___ Data extract ___
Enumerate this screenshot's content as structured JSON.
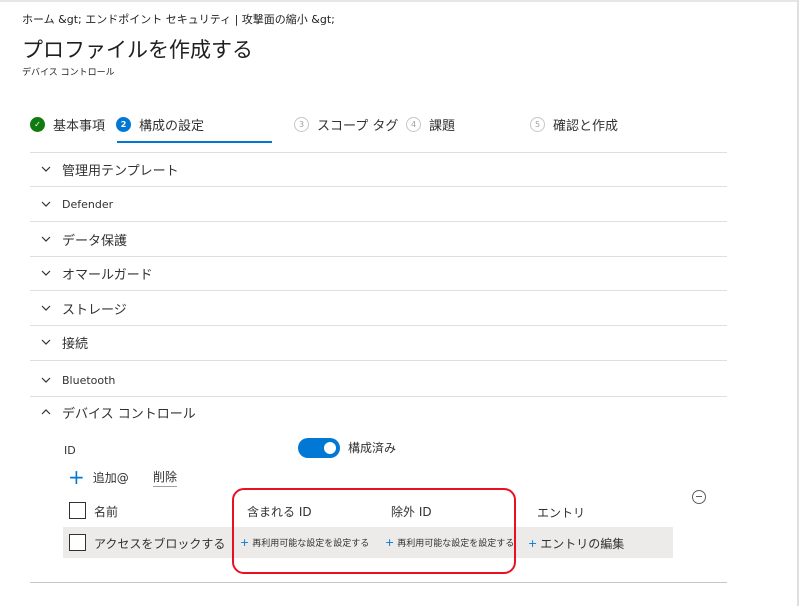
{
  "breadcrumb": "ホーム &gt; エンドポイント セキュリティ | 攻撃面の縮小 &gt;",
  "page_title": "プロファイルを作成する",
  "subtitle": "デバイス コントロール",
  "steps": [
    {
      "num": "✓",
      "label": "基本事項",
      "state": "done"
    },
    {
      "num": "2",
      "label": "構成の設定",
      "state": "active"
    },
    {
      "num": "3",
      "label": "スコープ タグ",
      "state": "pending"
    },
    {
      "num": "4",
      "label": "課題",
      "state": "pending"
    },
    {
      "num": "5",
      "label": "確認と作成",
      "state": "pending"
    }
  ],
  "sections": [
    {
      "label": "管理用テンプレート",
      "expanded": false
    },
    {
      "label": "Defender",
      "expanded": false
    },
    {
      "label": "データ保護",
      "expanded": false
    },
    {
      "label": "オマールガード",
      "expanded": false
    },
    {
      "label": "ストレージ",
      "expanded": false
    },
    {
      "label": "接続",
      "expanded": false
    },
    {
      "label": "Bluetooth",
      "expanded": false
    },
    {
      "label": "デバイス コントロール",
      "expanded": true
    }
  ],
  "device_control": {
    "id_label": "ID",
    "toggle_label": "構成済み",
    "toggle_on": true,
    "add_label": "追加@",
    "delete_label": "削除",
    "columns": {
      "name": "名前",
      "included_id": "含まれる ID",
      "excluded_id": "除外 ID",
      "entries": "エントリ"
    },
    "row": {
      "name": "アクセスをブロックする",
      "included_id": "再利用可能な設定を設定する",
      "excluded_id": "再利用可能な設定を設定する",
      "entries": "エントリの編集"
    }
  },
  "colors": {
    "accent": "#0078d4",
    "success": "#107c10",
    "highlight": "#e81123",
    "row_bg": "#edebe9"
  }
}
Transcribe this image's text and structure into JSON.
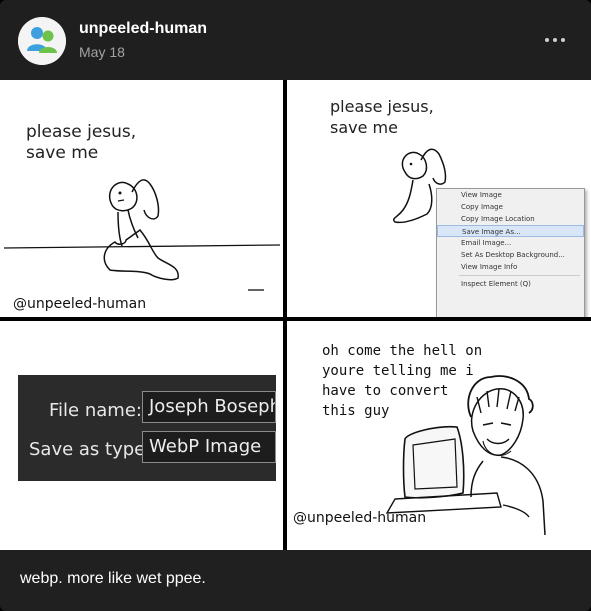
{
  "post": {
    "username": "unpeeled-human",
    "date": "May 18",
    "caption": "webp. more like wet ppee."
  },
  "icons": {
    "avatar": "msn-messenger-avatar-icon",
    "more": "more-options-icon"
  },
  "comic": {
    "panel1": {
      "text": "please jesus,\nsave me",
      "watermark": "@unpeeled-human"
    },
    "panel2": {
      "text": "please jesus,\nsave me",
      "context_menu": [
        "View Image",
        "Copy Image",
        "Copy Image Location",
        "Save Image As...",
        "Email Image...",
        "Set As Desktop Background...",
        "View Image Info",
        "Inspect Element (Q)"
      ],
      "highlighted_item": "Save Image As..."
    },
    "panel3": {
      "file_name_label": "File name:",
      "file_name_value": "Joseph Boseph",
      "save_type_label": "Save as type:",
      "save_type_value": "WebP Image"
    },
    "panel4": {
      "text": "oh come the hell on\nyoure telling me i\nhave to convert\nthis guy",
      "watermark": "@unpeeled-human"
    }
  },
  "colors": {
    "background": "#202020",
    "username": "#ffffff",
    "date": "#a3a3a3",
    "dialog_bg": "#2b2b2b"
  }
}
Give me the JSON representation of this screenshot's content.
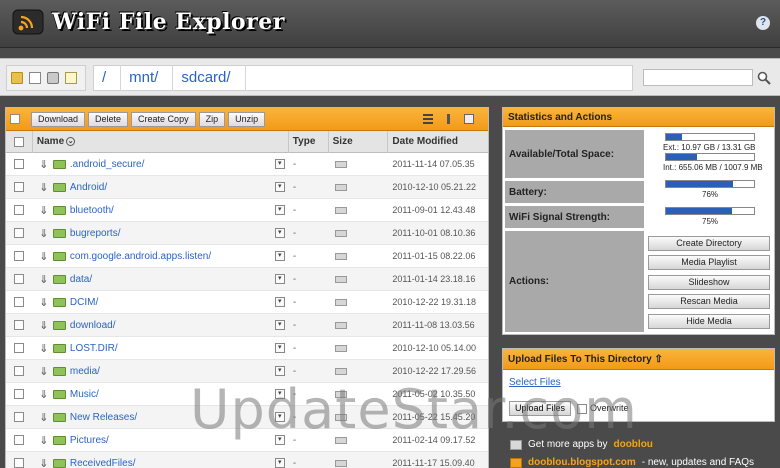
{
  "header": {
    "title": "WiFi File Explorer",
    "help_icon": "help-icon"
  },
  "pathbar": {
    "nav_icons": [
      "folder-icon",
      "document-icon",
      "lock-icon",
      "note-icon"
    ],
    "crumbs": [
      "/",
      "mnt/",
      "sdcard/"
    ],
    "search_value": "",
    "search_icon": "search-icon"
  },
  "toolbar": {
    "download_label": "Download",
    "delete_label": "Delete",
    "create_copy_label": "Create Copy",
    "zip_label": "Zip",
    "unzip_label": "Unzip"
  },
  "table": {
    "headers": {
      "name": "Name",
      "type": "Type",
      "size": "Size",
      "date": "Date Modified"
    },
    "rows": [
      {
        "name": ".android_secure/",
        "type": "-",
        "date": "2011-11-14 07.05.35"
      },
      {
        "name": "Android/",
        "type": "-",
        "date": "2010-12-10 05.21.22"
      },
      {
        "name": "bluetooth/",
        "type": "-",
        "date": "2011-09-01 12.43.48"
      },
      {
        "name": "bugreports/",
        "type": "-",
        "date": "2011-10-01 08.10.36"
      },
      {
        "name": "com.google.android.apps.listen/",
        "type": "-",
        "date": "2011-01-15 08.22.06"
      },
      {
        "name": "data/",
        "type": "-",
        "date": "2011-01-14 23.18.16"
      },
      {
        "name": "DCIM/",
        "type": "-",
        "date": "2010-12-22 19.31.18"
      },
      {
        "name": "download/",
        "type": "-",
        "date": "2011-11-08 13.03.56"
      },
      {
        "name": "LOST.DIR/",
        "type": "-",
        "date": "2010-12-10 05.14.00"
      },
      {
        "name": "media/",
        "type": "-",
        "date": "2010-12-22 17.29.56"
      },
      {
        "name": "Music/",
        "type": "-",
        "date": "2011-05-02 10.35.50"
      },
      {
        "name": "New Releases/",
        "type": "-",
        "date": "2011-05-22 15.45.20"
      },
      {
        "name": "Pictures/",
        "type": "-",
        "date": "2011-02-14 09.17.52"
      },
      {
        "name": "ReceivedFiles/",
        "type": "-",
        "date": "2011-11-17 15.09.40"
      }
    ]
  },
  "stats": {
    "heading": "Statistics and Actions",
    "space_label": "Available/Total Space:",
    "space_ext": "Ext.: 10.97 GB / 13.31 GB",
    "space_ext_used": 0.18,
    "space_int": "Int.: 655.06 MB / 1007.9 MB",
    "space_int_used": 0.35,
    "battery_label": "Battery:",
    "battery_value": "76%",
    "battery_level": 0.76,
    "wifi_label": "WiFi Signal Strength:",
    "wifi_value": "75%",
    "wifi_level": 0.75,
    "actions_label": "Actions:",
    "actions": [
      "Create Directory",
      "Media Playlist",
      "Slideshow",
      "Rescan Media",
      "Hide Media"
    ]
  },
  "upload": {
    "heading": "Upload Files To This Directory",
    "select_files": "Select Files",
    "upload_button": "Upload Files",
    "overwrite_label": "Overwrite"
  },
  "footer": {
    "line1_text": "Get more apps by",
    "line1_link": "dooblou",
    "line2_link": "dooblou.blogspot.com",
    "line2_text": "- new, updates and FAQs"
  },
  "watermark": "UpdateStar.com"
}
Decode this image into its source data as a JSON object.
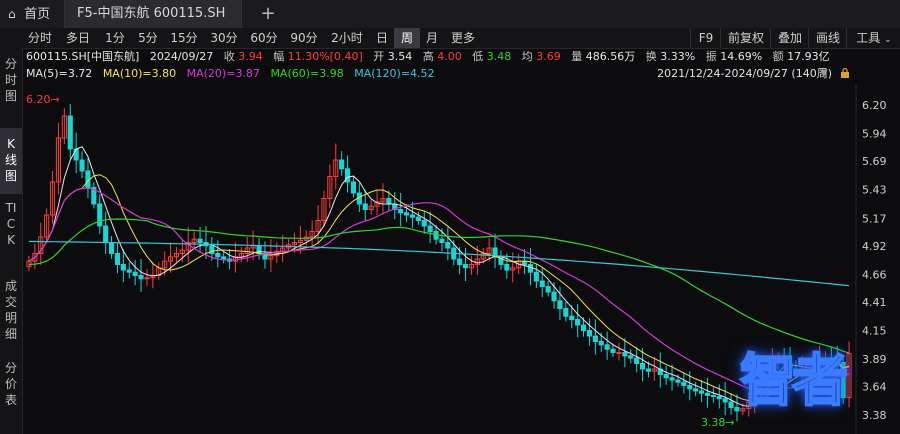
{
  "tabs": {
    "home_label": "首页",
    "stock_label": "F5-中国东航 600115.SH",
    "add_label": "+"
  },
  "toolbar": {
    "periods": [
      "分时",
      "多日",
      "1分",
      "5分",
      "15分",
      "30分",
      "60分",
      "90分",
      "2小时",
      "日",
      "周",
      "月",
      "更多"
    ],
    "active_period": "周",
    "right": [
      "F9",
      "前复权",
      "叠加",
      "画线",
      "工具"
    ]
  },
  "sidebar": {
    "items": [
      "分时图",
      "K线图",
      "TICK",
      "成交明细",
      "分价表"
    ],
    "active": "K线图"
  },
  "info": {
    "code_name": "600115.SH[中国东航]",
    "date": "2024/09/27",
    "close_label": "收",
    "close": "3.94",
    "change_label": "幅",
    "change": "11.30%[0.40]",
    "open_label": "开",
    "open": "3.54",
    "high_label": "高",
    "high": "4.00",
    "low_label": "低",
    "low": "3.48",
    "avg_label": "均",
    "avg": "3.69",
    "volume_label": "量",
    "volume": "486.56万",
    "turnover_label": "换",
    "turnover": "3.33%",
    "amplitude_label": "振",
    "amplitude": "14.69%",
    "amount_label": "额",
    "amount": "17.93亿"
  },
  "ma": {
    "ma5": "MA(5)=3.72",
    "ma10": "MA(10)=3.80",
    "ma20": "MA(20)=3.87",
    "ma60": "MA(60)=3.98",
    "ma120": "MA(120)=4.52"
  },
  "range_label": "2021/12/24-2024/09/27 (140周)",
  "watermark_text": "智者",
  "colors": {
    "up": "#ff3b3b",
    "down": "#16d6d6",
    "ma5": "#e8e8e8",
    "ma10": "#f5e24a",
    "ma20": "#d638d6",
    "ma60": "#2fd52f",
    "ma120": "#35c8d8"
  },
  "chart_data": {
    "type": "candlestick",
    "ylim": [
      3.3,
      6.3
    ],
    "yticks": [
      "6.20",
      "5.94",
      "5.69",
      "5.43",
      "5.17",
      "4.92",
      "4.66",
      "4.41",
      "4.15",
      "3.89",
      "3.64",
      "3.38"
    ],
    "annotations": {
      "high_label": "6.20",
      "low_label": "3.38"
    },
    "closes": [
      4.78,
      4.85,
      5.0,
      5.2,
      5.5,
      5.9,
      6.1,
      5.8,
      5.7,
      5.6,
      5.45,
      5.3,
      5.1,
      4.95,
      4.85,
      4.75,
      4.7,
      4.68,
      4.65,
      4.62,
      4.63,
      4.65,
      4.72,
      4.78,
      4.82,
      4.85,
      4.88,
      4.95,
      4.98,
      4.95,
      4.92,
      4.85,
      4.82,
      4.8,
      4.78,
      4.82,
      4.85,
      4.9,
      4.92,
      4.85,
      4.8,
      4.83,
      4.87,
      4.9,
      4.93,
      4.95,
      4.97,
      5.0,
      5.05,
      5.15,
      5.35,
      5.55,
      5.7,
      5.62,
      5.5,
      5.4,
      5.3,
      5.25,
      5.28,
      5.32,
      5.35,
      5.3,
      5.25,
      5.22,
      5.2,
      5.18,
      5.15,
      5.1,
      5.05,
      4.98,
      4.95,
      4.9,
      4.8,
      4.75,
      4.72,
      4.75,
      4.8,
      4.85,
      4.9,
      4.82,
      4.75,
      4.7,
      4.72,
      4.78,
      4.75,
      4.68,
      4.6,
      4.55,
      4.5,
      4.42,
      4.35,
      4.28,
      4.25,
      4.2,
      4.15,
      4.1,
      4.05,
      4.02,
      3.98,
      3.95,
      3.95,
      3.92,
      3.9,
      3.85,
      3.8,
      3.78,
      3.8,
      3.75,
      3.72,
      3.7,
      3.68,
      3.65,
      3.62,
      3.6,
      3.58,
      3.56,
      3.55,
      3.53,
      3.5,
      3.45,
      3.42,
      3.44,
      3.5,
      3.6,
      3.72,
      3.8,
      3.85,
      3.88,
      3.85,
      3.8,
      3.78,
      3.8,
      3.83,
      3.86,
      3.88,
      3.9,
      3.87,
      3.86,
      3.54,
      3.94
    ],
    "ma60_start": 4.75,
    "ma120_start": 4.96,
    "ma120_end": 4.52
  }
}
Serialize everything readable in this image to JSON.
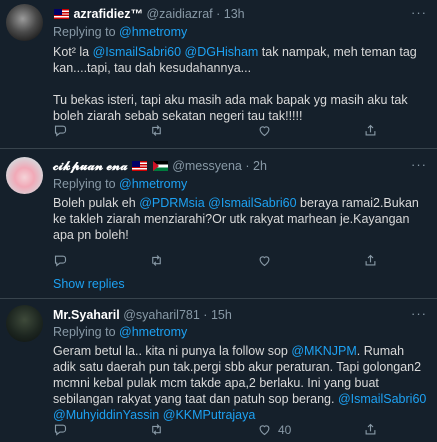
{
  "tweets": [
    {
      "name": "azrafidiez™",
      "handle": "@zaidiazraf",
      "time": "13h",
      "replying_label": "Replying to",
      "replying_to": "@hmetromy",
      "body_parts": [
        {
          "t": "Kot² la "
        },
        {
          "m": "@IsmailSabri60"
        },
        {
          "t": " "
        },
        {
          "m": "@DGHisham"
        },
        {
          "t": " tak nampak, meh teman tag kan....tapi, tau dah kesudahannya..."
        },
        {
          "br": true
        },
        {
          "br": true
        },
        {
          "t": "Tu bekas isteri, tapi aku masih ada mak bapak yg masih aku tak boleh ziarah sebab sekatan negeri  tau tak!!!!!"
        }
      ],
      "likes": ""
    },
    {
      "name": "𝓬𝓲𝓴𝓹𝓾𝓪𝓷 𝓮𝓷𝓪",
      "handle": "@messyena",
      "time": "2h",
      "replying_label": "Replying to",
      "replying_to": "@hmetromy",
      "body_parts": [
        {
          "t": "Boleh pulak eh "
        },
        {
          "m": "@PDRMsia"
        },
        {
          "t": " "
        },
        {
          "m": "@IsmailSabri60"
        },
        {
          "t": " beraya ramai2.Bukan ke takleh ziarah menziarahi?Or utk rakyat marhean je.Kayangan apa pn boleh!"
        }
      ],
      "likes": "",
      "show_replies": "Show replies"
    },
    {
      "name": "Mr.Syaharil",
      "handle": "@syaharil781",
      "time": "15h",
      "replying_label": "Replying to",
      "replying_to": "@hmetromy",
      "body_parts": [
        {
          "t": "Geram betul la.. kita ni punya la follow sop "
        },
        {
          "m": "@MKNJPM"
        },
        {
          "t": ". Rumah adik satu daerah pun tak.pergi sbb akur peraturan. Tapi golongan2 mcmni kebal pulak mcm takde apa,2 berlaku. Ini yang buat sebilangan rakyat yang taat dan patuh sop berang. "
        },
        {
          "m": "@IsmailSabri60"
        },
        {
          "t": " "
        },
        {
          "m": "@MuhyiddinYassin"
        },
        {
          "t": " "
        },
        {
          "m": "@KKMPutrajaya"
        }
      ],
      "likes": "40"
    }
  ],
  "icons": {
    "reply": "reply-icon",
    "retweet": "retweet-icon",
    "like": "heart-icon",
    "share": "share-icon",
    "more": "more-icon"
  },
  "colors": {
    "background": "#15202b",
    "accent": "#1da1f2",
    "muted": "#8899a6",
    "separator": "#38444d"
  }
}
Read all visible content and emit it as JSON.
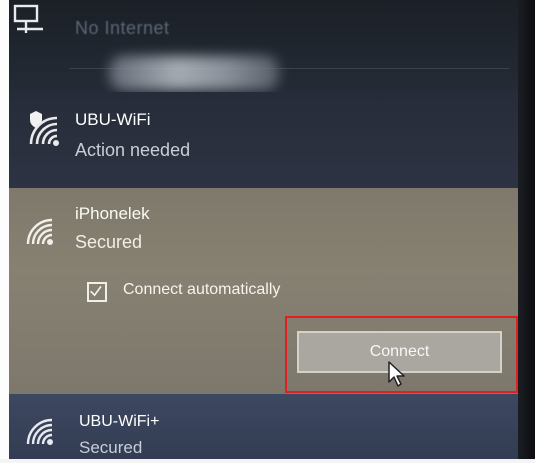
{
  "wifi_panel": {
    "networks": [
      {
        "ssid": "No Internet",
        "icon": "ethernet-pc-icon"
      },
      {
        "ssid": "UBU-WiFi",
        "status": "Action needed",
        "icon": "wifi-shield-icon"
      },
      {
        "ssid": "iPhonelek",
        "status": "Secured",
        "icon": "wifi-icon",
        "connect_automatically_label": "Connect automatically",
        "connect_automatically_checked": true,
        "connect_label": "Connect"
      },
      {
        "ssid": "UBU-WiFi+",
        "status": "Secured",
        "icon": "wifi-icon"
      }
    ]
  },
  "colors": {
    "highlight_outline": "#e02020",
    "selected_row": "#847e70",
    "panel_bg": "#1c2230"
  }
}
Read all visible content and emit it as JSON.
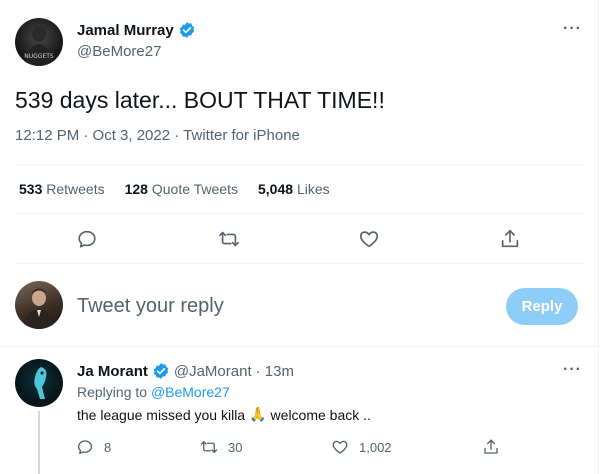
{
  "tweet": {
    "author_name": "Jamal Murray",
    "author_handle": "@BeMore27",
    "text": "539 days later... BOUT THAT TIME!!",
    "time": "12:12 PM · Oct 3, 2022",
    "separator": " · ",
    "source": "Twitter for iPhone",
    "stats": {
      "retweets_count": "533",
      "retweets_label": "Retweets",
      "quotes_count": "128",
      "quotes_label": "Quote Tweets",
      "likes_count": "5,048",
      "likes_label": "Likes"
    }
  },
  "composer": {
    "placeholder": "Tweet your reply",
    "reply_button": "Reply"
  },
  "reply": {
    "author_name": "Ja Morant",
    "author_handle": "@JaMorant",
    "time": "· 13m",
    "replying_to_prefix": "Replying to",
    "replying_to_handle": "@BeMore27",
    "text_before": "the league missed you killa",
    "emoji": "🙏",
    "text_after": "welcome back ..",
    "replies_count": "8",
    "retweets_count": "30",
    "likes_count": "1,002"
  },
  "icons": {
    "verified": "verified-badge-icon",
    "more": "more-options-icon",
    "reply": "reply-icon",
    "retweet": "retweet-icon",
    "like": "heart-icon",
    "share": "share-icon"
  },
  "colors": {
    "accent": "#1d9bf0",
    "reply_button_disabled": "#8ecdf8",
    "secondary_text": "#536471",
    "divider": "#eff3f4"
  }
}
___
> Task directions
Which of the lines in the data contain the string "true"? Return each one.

> Response to this exercise
      "expanded": true
    "toggle_on": true,
          "br": true
          "br": true
        "connect_automatically_checked": true,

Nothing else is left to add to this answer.